Table 28.2.2 gives the notation for the eigenfunctions corresponding to the eigenvalues in Table 28.2.1. Period $\pi$ means that the eigenfunction has the property $w(z+\pi)=w(z)$, whereas antiperiod $\pi$ means that $w(z+\pi)=-w(z)$. Even parity means $w(-z)=w(z)$, and odd parity means $w(-z)=-w(z)$.

When $q=0$,

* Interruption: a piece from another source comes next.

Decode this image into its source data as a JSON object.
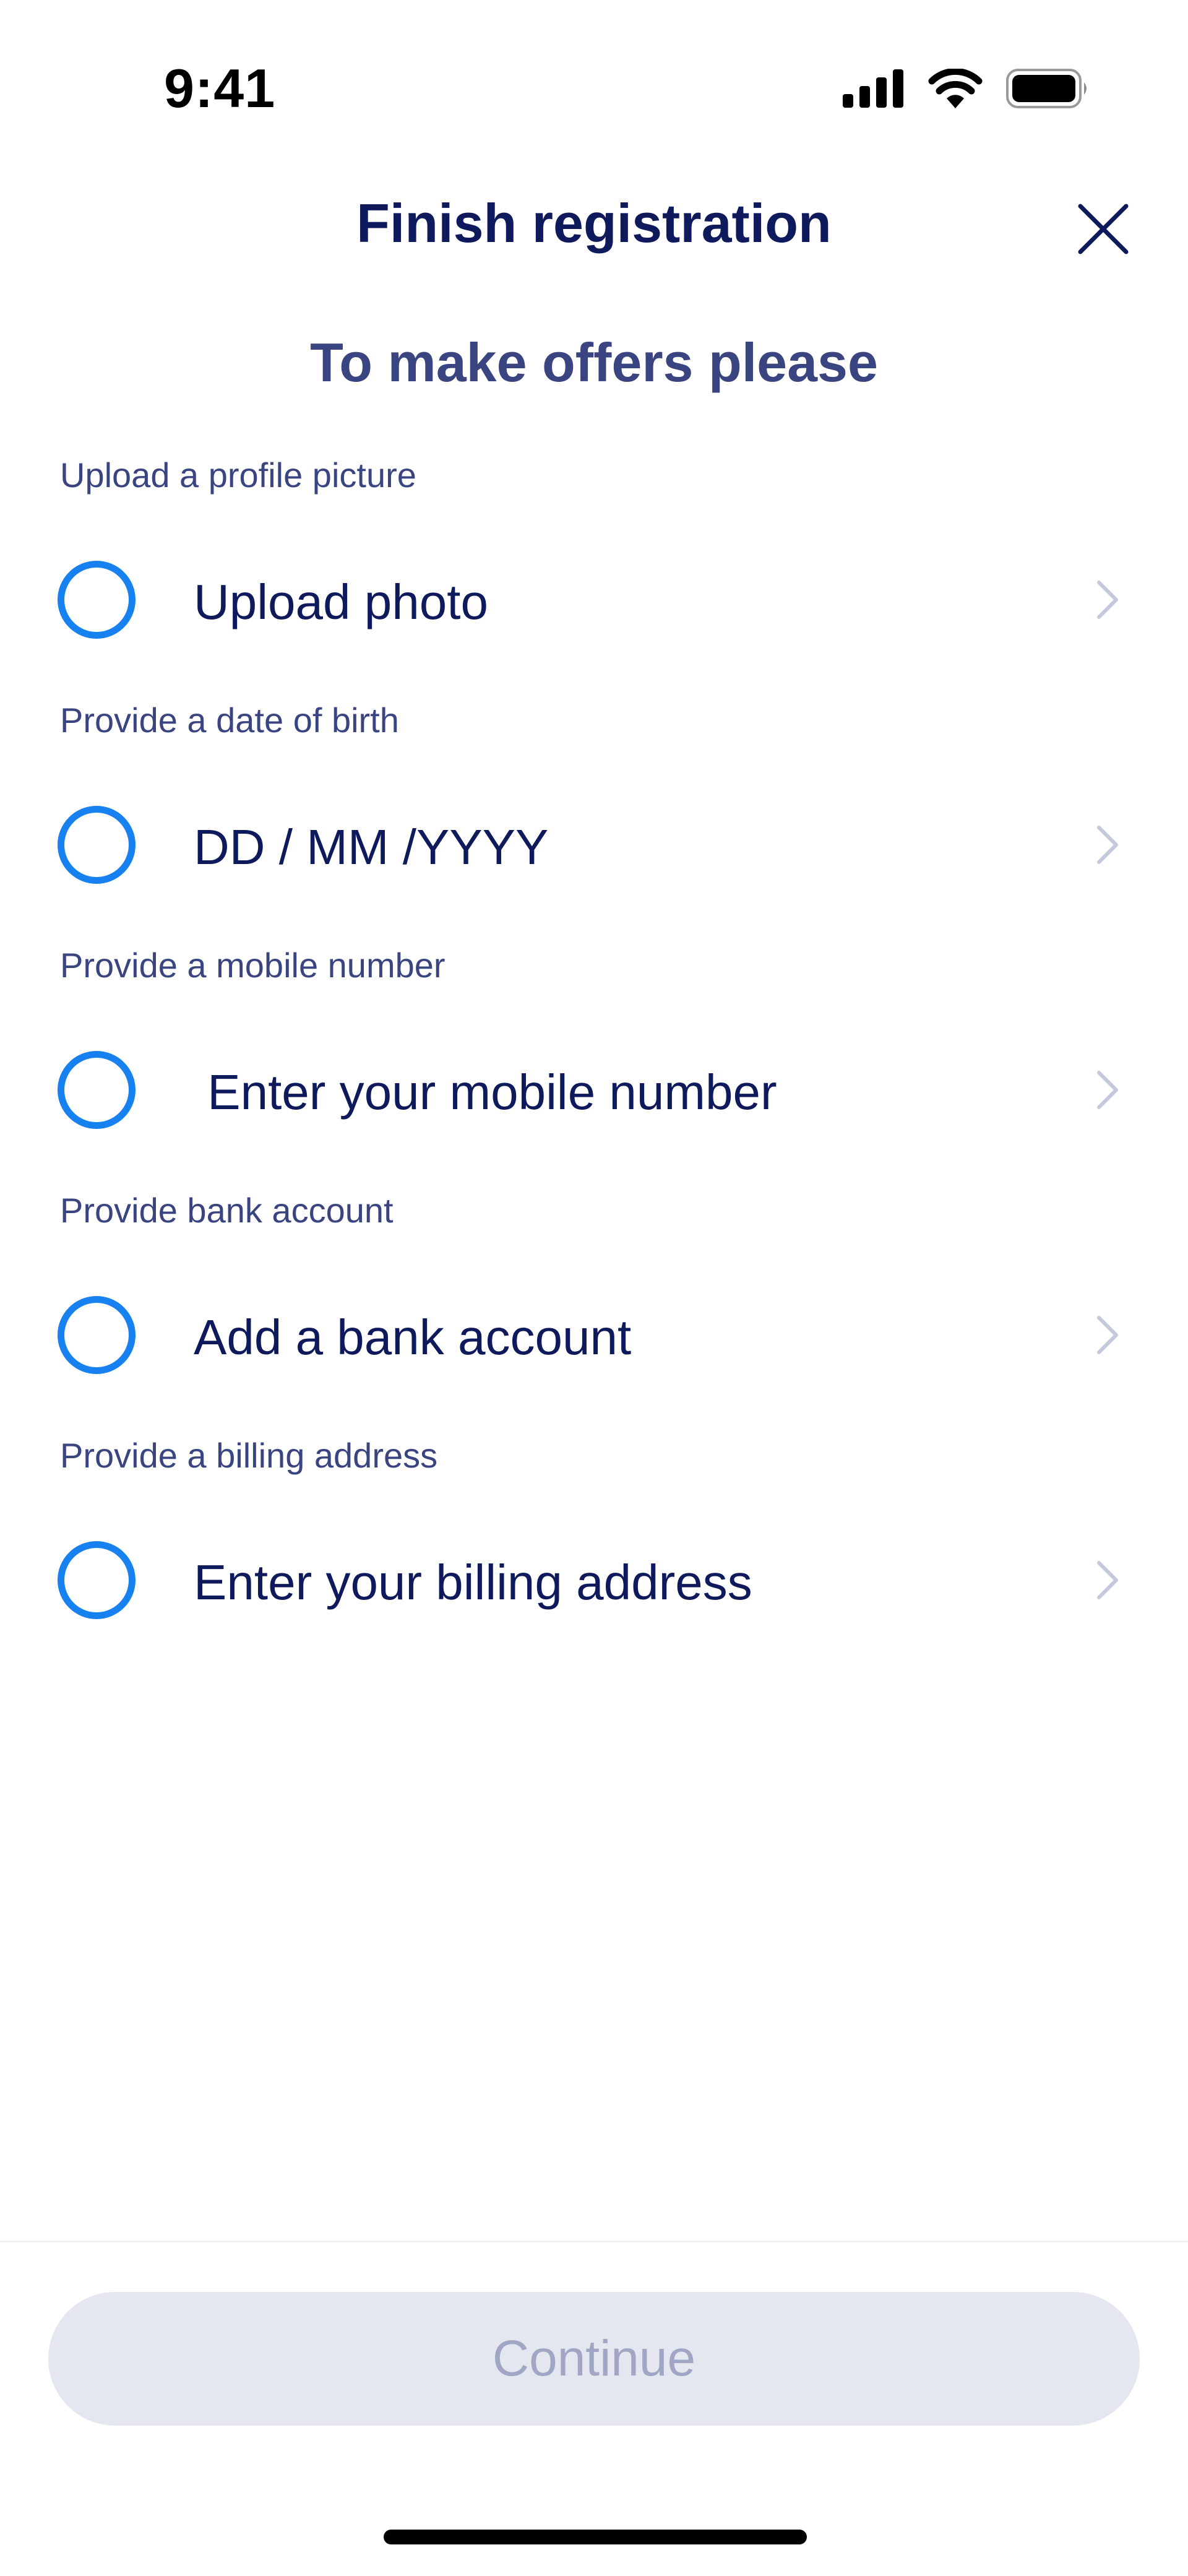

 28.2.29 $\displaystyle\mathrm{ce}_{0}\left(z,0\right)$ $\displaystyle=1/\sqrt{2},$ $\displaystyle\mathrm{ce}_{n}\left(z,0\right)$ $\displaystyle=\cos\left(nz\right),$ $\displaystyle\mathrm{se}_{n}\left(z,0\right)$ $\displaystyle=\sin\left(nz\right)$, $n=1,2,3,\dots$.

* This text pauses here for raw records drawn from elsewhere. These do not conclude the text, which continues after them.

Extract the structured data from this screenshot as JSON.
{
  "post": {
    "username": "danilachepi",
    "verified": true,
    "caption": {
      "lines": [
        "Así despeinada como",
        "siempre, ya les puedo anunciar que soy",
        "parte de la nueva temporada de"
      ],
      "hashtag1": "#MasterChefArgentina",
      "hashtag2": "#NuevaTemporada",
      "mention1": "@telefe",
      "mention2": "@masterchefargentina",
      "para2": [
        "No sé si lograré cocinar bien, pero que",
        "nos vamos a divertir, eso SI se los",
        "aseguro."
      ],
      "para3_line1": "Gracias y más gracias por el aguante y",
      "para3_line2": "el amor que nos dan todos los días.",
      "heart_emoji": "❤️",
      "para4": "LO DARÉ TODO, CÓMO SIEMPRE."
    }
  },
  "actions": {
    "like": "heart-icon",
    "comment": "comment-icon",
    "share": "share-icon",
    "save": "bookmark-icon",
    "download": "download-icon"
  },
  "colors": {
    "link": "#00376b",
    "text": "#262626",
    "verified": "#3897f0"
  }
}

For simple roots $q$ of the corresponding equations (28.2.21) and (28.2.22), the functions are made unique by the normalizations

 28.2.30 $\displaystyle\int_{0}^{2\pi}\left(\mathrm{ce}_{n}\left(x,q\right)\right)^{2}% \mathrm{d}x$ $\displaystyle=\pi,$ $\displaystyle\int_{0}^{2\pi}\left(\mathrm{se}_{n}\left(x,q\right)\right)^{2}% \mathrm{d}x$ $\displaystyle=\pi,$

the ambiguity of sign being resolved by (28.2.29) when $q=0$ and by continuity for the other values of $q$.

The functions are orthogonal, that is,

 28.2.31 $\displaystyle\int_{0}^{2\pi}\mathrm{ce}_{m}\left(x,q\right)\mathrm{ce}_{n}% \left(x,q\right)\mathrm{d}x$ $\displaystyle=0,$ $n\neq m$, 28.2.32 $\displaystyle\int_{0}^{2\pi}\mathrm{se}_{m}\left(x,q\right)\mathrm{se}_{n}% \left(x,q\right)\mathrm{d}x$ $\displaystyle=0,$ $n\neq m$, 28.2.33 $\displaystyle\int_{0}^{2\pi}\mathrm{ce}_{m}\left(x,q\right)\mathrm{se}_{n}% \left(x,q\right)\mathrm{d}x$ $\displaystyle=0.$

For change of sign of $q$ (compare (28.2.4))

 28.2.34 $\displaystyle\mathrm{ce}_{2n}\left(z,-q\right)$ $\displaystyle=(-1)^{n}\mathrm{ce}_{2n}\left(\tfrac{1}{2}\pi-z,q\right),$ 28.2.35 $\displaystyle\mathrm{ce}_{2n+1}\left(z,-q\right)$ $\displaystyle=(-1)^{n}\mathrm{se}_{2n+1}\left(\tfrac{1}{2}\pi-z,q\right),$ 28.2.36 $\displaystyle\mathrm{se}_{2n+1}\left(z,-q\right)$ $\displaystyle=(-1)^{n}\mathrm{ce}_{2n+1}\left(\tfrac{1}{2}\pi-z,q\right),$ 28.2.37 $\displaystyle\mathrm{se}_{2n+2}\left(z,-q\right)$ $\displaystyle=(-1)^{n}\mathrm{se}_{2n+2}\left(\tfrac{1}{2}\pi-z,q\right).$

For the connection with the basic solutions in §28.2(ii),

 28.2.38 $\displaystyle\frac{\mathrm{ce}_{n}\left(z,q\right)}{\mathrm{ce}_{n}\left(0,q% \right)}$ $\displaystyle=w_{\mbox{\tiny I}}(z;a_{n}\left(q\right),q),$ $n=0,1,\dots$, 28.2.39 $\displaystyle\frac{\mathrm{se}_{n}\left(z,q\right)}{\mathrm{se}_{n}'\left(0,q% \right)}$ $\displaystyle=w_{\mbox{\tiny II}}(z;b_{n}\left(q\right),q),$ $n=1,2,\dots$.